At the end of my year in Panama, I started my PhD work at the University of Arizona. I was very fortunate to receive fellowship support from the National Science Foundation for my graduate work, and my interests — on fungal symbionts of plants — coalesced into a series of studies that paved the way for my current activities.
I completed my doctorate in 2002, and then returned to Duke as a postdoctoral fellow through the National Science Foundation Postdoctoral Fellowship Program in Microbial Biology. In 2005, I joined the faculty at the University of Arizona, and I am now an associate professor. My work focuses on fungal evolution and ecology, with spin-offs into sustainable agriculture and pharmaceutical drug discovery. One highlight of my current position is that I have the chance to support students at both the high school and undergraduate levels (in addition to my graduate students and postdocs), and that has been absolutely fulfilling. I typically have 3-4 high school students a year in my lab, and they have done great at regional science fairs. To our great delight, one has gone on to compete at Intel ISEF. He is now a first-generation college student at University of Arizona.

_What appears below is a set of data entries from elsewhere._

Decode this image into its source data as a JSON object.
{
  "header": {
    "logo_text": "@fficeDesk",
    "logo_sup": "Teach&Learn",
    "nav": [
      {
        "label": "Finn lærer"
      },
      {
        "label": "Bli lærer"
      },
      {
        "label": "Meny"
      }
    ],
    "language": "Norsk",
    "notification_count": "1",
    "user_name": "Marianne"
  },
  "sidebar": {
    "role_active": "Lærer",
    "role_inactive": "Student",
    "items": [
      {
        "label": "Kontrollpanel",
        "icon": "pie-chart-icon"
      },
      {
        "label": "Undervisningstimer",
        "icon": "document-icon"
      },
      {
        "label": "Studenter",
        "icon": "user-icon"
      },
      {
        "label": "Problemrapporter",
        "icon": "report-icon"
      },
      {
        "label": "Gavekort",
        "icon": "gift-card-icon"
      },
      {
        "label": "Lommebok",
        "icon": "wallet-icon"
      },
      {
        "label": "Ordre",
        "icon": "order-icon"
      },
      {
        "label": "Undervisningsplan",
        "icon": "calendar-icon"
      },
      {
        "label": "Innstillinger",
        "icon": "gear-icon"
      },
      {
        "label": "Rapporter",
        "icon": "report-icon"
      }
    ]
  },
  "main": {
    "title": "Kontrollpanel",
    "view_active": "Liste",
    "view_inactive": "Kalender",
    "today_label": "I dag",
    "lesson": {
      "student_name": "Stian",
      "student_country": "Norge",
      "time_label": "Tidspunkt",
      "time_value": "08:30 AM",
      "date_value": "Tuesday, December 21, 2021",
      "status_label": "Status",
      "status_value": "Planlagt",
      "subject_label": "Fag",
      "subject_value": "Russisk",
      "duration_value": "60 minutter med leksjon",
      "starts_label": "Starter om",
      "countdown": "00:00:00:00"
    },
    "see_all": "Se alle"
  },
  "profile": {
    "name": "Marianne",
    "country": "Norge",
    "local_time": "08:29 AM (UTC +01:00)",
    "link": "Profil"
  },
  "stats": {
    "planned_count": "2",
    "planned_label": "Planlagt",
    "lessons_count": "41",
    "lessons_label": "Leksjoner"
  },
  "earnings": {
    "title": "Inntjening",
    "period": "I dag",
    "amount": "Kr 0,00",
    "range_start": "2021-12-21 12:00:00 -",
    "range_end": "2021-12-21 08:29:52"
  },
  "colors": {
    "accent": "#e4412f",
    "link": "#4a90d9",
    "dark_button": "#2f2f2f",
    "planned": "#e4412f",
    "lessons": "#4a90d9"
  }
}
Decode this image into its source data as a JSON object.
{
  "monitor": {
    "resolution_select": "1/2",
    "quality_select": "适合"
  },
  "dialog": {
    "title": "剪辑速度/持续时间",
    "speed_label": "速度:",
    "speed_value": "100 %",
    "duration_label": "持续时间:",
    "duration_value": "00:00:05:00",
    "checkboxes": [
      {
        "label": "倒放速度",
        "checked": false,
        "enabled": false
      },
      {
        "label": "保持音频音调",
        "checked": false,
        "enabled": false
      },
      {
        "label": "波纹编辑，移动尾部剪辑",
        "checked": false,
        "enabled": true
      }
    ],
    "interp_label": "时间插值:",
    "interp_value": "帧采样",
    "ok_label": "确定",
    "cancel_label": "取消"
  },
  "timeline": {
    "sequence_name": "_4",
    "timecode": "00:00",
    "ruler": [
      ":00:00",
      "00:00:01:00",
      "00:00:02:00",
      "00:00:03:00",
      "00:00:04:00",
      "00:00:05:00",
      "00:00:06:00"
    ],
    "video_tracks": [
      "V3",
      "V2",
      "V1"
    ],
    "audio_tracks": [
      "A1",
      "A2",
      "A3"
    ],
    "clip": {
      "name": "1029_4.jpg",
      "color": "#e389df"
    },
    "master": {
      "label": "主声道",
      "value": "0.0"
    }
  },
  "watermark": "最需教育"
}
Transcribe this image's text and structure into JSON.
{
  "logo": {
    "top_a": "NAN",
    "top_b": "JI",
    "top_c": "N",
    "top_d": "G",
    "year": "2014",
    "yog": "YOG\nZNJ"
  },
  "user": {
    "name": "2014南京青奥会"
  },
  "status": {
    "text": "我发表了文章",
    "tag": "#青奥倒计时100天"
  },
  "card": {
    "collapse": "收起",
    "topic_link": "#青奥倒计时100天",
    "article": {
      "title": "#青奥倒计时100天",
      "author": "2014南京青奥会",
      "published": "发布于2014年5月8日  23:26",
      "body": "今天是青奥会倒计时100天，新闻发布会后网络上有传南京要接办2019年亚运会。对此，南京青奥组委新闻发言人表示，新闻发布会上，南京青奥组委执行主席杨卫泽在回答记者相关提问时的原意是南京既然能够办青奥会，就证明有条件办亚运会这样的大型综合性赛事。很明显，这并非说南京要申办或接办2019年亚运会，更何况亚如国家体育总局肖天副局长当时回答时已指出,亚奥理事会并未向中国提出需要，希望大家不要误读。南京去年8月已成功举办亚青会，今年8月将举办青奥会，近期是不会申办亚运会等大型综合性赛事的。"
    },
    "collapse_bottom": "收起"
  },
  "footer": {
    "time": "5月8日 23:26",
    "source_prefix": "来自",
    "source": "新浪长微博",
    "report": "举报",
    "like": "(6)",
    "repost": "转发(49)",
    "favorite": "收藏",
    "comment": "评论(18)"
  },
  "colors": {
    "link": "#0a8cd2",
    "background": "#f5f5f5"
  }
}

I also work closely with a local high school teacher, and have had the chance to support her for two research stints in Panama. We also have worked with approximately 200 of her students for 'microbial discovery' workshops in which the students are doing front-line research on plant-fungal associations.
All of this is to say that I can trace many good things back to Mr. Galen and my earliest days in science. His support and encouragement, coupled with the incredible gift given to me by my middle-school teacher (who gave the 'Future Scientist' award when I was in 8th grade!), were instrumental in my development.
It is often said that if you love what you do, you’ll never work a day in your life. While that may be true, it discounts how satisfying hard work can be, especially in the face of challenges.
“I would not be here without science fair.” Those were the first words Virginia Davis, a professor of chemical engineering at Auburn University, said to the audience of fair directors and tea
The student pin exchange ceremony was the introductory event of the 2019 Intel Internati